What the heck? Why was this happening? What was I doing wrong?
Well, it turns out I was lacking this very important characteristic for making significant progress at anything ...
I was simply working on too many goals at once.
That's until I joined the Sidekick team and learned about the focused, goal-setting framework we use called Objectives and Key Results (OKRs).
In fact, it's the same framework used by hundreds of other wildly successful companies, such as Google, Intel, and Linkedin.
And it's the driving force behind their growth.
The OKR framework sets ONE goal, which is then broken down into a few different measurable results, within a certain time period. Here's the basic layout:
Objective: This defines the qualitative outcome of the goal and what we're looking to accomplish. The objective should only be a sentence or two in length.
Time Period: Usually for a three month period.
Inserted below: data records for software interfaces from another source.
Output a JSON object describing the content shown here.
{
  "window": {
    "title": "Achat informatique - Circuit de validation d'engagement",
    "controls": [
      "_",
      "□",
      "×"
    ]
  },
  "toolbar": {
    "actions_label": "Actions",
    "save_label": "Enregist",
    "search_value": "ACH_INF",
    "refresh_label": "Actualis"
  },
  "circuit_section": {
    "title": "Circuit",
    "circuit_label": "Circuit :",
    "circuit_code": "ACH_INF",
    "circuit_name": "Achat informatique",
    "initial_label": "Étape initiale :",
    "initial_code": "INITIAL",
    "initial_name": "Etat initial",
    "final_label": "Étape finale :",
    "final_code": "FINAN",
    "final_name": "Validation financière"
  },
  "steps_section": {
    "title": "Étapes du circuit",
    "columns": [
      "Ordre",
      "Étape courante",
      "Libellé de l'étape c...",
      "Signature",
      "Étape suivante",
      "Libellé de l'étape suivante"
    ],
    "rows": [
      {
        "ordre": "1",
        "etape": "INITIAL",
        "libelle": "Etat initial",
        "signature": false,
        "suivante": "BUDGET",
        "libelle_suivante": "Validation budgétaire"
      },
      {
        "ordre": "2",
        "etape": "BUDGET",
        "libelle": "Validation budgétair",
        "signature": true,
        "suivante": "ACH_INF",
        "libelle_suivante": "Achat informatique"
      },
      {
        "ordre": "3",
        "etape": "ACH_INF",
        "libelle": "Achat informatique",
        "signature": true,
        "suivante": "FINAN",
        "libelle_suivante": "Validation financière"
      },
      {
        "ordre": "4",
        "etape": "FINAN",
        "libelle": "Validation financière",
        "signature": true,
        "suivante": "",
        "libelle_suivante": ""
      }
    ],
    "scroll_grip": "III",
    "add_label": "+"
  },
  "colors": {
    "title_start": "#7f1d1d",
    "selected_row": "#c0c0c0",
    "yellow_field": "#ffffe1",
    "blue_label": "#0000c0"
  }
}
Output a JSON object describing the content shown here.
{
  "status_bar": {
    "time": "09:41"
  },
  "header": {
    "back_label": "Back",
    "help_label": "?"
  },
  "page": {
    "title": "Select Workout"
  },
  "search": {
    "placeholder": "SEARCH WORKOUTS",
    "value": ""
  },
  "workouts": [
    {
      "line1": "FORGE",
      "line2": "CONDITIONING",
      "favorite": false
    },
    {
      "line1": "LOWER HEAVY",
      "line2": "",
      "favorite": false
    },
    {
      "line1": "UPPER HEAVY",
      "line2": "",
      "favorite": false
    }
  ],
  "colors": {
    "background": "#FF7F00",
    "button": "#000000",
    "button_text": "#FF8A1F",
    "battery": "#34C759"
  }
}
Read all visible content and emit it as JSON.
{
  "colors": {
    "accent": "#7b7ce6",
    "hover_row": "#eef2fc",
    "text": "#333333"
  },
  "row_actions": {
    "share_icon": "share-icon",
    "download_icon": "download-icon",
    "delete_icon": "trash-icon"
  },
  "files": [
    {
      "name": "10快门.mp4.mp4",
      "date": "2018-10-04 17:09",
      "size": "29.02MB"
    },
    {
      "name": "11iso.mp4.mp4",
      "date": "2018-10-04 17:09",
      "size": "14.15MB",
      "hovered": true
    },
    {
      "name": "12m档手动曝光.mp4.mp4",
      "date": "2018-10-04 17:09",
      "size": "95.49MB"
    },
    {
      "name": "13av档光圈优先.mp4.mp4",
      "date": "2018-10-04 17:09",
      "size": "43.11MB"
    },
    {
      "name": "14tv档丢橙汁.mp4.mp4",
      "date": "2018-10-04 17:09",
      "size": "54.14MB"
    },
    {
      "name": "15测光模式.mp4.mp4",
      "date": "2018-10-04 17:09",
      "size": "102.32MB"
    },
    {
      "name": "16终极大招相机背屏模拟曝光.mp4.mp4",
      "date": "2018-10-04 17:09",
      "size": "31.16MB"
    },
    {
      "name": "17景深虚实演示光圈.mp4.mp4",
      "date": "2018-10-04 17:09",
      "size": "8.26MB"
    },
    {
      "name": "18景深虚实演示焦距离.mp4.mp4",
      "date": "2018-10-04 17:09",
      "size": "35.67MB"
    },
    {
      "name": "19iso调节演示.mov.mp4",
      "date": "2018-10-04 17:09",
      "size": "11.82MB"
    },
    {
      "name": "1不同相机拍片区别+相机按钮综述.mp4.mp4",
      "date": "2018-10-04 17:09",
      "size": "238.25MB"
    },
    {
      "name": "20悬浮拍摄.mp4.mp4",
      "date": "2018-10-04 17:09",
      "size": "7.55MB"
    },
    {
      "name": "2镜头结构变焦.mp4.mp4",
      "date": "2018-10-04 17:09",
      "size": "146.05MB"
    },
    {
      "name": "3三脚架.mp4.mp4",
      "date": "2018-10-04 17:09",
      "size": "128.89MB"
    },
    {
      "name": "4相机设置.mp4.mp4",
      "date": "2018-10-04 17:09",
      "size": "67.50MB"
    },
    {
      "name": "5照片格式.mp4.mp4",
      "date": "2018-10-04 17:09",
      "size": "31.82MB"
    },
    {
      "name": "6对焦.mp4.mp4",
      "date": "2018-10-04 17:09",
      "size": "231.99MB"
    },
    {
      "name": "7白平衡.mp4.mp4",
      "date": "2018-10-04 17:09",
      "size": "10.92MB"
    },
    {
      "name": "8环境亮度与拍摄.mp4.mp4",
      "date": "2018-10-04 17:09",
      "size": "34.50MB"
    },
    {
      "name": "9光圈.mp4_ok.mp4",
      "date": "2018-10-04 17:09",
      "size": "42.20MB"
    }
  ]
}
Key Result: Measurable results, split into three key results, that increase with difficulty. Think of each key result as a "milestone:"
KR1: Quantifiable goal we can accomplish with 80% certainty. KR2: Quantifiable goal we can accomplish with 50% certainty. KR3: Quantifiable goal we can accomplish with 20% certainty.
Progress Table: Where to document goal progress at the end of each week.
Pretty simple, right?
The best part about the OKR framework is it keeps us focused on what we should be working on. As our VP of Growth says, focus wins.
OKRs are designed for each division (ex. Sidekick content team, Sidekick product team, etc), and individuals within each division.
For example, our current OKR for the Sidekick content team is publishing three actionable, high-quality articles per week. However, in order to do that, each person on the content team needs to constantly improve.
That's where the individual OKRs come in.
As an example, I'm working on becoming a more helpful writer.
In order to make progress within the next three months, I need write consistently (which is built into our content team OKR), read books, and study other helpful writers.
For inspiration to create your own personal OKR, here is my personal OKR for this current period:
My Personal OKR
Objective: Become a more helpful (and entertaining) writer.
Time Period: February 1, 2015 - April 30, 2015
KR1: Read two books on writing. KR2: Rewrite two articles by Ramit Sethi; two by Mark Manson (both helpful/entertaining writers I've learned from). KR3: Double the amount of readers from previous three months.
Progress: The progress I've made so far:
Ordered both books
Read first book to chapter 6
Rd first book to chp. 10
Read first book to chp. 18
Finished first book
You'll notice that each key result is measurable (ex. I will read two books; I will rewrite four articles; I will double the amount of readers). Notice that KR3 (doubling readers) is very ambitious. That's the point. KR3 should be challenging, which pushes us to work extra hard to hit it.
However, if we don't hit our key results, we are not punished. OKRs are not performance reviews. Think of them as a road map, which help us stay focused, guiding us throughout the day.